It was the only one of nearly 400 law enforcement agencies to not send any records at all when they were requested, the nonprofit said. Some agencies fully complied and others only sent some records.
The ACLU first requested records from LASD with a letter dated Jan. 1 — the same day California’s Right to Know Act went into effect. It requires law enforcement to release records on misconduct, from sustained findings of dishonesty and sexual assault to records on police shootings and uses of force.
On Jan. 24, a Los Angeles County Superior Court judge issued a temporary restraining order essentially blocking the release of those records.
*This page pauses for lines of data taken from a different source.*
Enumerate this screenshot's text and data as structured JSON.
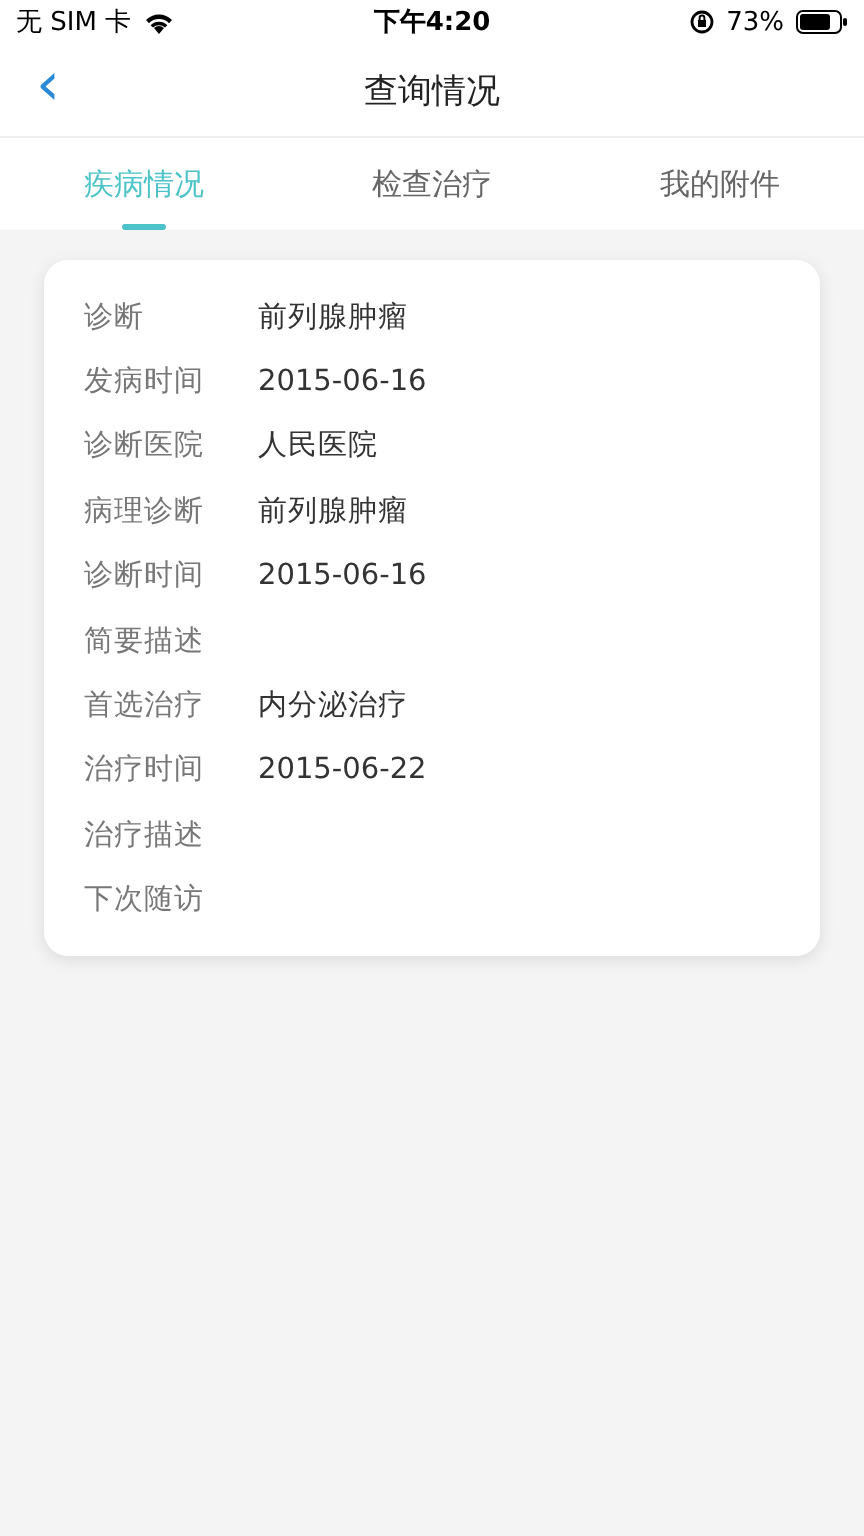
{
  "status_bar": {
    "carrier": "无 SIM 卡",
    "time": "下午4:20",
    "battery": "73%"
  },
  "nav": {
    "back": "‹",
    "title": "查询情况"
  },
  "tabs": [
    {
      "label": "疾病情况",
      "selected": true
    },
    {
      "label": "检查治疗",
      "selected": false
    },
    {
      "label": "我的附件",
      "selected": false
    }
  ],
  "fields": [
    {
      "label": "诊断",
      "value": "前列腺肿瘤"
    },
    {
      "label": "发病时间",
      "value": "2015-06-16"
    },
    {
      "label": "诊断医院",
      "value": "人民医院"
    },
    {
      "label": "病理诊断",
      "value": "前列腺肿瘤"
    },
    {
      "label": "诊断时间",
      "value": "2015-06-16"
    },
    {
      "label": "简要描述"
    },
    {
      "label": "首选治疗",
      "value": "内分泌治疗"
    },
    {
      "label": "治疗时间",
      "value": "2015-06-22"
    },
    {
      "label": "治疗描述"
    },
    {
      "label": "下次随访"
    }
  ]
}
But nearly two months later, after that order was lifted, the department continued to deny the records.
Several documents included in the court filings show LASD officials and the ACLU sending letters back and forth for several months.
The department’s ultimate reasoning for the refusal was that the request was “too broad in scope,” according to the ACLU.
LASD officials have not responded to KTLA requests for comment.
The lawsuit was filed on behalf of three people with family members killed by L.A. County deputies: Demetra Johnson, Vinly Eng, and Zachary Wade.
All three of those fatally shot were unarmed and the county has reached million-dollar settlements in each case — even as the department continues to withhold records related to the killings.
Eng’s sister, Jazmyne, was fatally shot on Jan. 4, 2012 by deputies responding to a Rosemead psychotherapy treatment center. They were called to help staff hold her involuntarily for inpatient care.
She was fired at within 12 seconds of visual contact, according to the ACLU.
Nephi Arreguin, Wade’s nephew, was in his car in Cerritos and likely sleeping when deputies approached him and shot him shortly after, the nonprofit said. Deputies suspected of him of burglary and authorities claimed he tried striking a deputy with the vehicle.
Meanwhile, Johnson has struggled to get answers about how her 16-year-old son, Anthony Wade, was fatally shot by deputies on Feb. 4, 2018 in the South Los Angeles neighborhood of Westmont. He was previously identified by KTLA as Anthony Weber.
“He had no gun, nothing to threaten them. It has been more than a year, and I still don’t have answers,” Johnson said in a news release from the ACLU.
The department has long alleged her teenage son was armed with a gun when he was killed. But no firearm was ever found.
Wade was shot several times in the upper body after deputies spotted him and thought he had a handgun tucked into the waistband of his pants, authorities said. L.A. County Sheriff’s Capt. Christopher Bergner later told reporters the teen was reaching down toward his waistband for the supposed gun just before he was shot and killed.
Sheriff’s officials said they believe someone removed the firearm from the scene. At protests near the site of the shooting a week later, loved ones and neighbor expressed disbelief at the allegation.
“The gun that they were chasing him for holding and shot him for holding, somebody took that same gun from him?” said Cliff Smith, a South L.A. resident. “To make themselves the target?”
The slain teenager’s father said at the time he had contacted the state attorney general and wanted to be present for his son’s autopsy. “If I could just get a fair and impartial investigation — that’s what I want,” John Weber said.